**Required work**. Could you retype the listing beneath, keeping each line exactly as it is?
################
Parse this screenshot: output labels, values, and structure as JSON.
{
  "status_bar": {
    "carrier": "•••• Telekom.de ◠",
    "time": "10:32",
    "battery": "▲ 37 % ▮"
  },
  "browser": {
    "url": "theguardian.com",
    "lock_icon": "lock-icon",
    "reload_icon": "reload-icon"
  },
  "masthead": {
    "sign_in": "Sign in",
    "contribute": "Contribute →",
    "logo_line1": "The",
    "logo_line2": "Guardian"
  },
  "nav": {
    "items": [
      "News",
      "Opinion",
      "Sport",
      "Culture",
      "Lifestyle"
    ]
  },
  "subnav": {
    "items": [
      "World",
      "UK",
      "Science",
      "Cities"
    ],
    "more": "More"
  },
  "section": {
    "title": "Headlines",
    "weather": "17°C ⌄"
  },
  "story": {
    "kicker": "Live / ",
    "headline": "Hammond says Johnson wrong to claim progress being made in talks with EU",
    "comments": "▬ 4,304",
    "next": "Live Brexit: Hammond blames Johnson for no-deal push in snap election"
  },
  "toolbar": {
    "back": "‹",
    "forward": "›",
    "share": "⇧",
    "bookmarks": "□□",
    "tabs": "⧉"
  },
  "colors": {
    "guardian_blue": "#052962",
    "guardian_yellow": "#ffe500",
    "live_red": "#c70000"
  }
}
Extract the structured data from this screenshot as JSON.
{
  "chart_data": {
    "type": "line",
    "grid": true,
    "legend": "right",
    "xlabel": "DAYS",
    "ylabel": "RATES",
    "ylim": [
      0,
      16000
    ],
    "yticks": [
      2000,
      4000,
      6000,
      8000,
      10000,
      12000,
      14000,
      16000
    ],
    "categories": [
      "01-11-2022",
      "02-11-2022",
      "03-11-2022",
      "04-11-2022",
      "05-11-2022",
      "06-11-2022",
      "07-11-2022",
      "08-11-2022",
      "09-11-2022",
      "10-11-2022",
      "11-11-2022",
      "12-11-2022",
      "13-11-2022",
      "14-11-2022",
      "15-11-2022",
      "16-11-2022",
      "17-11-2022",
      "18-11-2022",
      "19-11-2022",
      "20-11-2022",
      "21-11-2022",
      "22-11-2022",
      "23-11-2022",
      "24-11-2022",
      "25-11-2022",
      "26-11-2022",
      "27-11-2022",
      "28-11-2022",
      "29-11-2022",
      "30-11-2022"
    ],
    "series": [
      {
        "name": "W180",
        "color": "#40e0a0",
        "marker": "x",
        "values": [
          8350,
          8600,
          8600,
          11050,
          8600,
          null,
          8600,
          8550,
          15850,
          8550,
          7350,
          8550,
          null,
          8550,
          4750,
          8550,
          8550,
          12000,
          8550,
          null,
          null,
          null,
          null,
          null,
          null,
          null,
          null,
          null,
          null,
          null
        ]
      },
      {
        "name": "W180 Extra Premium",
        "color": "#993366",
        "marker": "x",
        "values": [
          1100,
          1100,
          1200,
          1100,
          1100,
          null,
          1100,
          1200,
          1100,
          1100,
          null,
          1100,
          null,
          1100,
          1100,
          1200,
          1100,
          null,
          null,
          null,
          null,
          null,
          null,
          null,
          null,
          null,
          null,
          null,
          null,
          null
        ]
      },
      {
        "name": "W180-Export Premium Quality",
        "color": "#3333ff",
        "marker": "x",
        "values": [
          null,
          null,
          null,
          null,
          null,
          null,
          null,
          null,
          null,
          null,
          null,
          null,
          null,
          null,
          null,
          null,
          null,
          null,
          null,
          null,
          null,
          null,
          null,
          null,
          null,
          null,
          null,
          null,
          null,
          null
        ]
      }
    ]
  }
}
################
**Task answer**.
Parse this screenshot: output labels, values, and structure as JSON.
{
  "status_bar": {
    "carrier": "•••• Telekom.de ◠",
    "time": "10:32",
    "battery": "▲ 37 % ▮"
  },
  "browser": {
    "url": "theguardian.com",
    "lock_icon": "lock-icon",
    "reload_icon": "reload-icon"
  },
  "masthead": {
    "sign_in": "Sign in",
    "contribute": "Contribute →",
    "logo_line1": "The",
    "logo_line2": "Guardian"
  },
  "nav": {
    "items": [
      "News",
      "Opinion",
      "Sport",
      "Culture",
      "Lifestyle"
    ]
  },
  "subnav": {
    "items": [
      "World",
      "UK",
      "Science",
      "Cities"
    ],
    "more": "More"
  },
  "section": {
    "title": "Headlines",
    "weather": "17°C ⌄"
  },
  "story": {
    "kicker": "Live / ",
    "headline": "Hammond says Johnson wrong to claim progress being made in talks with EU",
    "comments": "▬ 4,304",
    "next": "Live Brexit: Hammond blames Johnson for no-deal push in snap election"
  },
  "toolbar": {
    "back": "‹",
    "forward": "›",
    "share": "⇧",
    "bookmarks": "□□",
    "tabs": "⧉"
  },
  "colors": {
    "guardian_blue": "#052962",
    "guardian_yellow": "#ffe500",
    "live_red": "#c70000"
  }
}
Extract the structured data from this screenshot as JSON.
{
  "chart_data": {
    "type": "line",
    "grid": true,
    "legend": "right",
    "xlabel": "DAYS",
    "ylabel": "RATES",
    "ylim": [
      0,
      16000
    ],
    "yticks": [
      2000,
      4000,
      6000,
      8000,
      10000,
      12000,
      14000,
      16000
    ],
    "categories": [
      "01-11-2022",
      "02-11-2022",
      "03-11-2022",
      "04-11-2022",
      "05-11-2022",
      "06-11-2022",
      "07-11-2022",
      "08-11-2022",
      "09-11-2022",
      "10-11-2022",
      "11-11-2022",
      "12-11-2022",
      "13-11-2022",
      "14-11-2022",
      "15-11-2022",
      "16-11-2022",
      "17-11-2022",
      "18-11-2022",
      "19-11-2022",
      "20-11-2022",
      "21-11-2022",
      "22-11-2022",
      "23-11-2022",
      "24-11-2022",
      "25-11-2022",
      "26-11-2022",
      "27-11-2022",
      "28-11-2022",
      "29-11-2022",
      "30-11-2022"
    ],
    "series": [
      {
        "name": "W180",
        "color": "#40e0a0",
        "marker": "x",
        "values": [
          8350,
          8600,
          8600,
          11050,
          8600,
          null,
          8600,
          8550,
          15850,
          8550,
          7350,
          8550,
          null,
          8550,
          4750,
          8550,
          8550,
          12000,
          8550,
          null,
          null,
          null,
          null,
          null,
          null,
          null,
          null,
          null,
          null,
          null
        ]
      },
      {
        "name": "W180 Extra Premium",
        "color": "#993366",
        "marker": "x",
        "values": [
          1100,
          1100,
          1200,
          1100,
          1100,
          null,
          1100,
          1200,
          1100,
          1100,
          null,
          1100,
          null,
          1100,
          1100,
          1200,
          1100,
          null,
          null,
          null,
          null,
          null,
          null,
          null,
          null,
          null,
          null,
          null,
          null,
          null
        ]
      },
      {
        "name": "W180-Export Premium Quality",
        "color": "#3333ff",
        "marker": "x",
        "values": [
          null,
          null,
          null,
          null,
          null,
          null,
          null,
          null,
          null,
          null,
          null,
          null,
          null,
          null,
          null,
          null,
          null,
          null,
          null,
          null,
          null,
          null,
          null,
          null,
          null,
          null,
          null,
          null,
          null,
          null
        ]
      }
    ]
  }
}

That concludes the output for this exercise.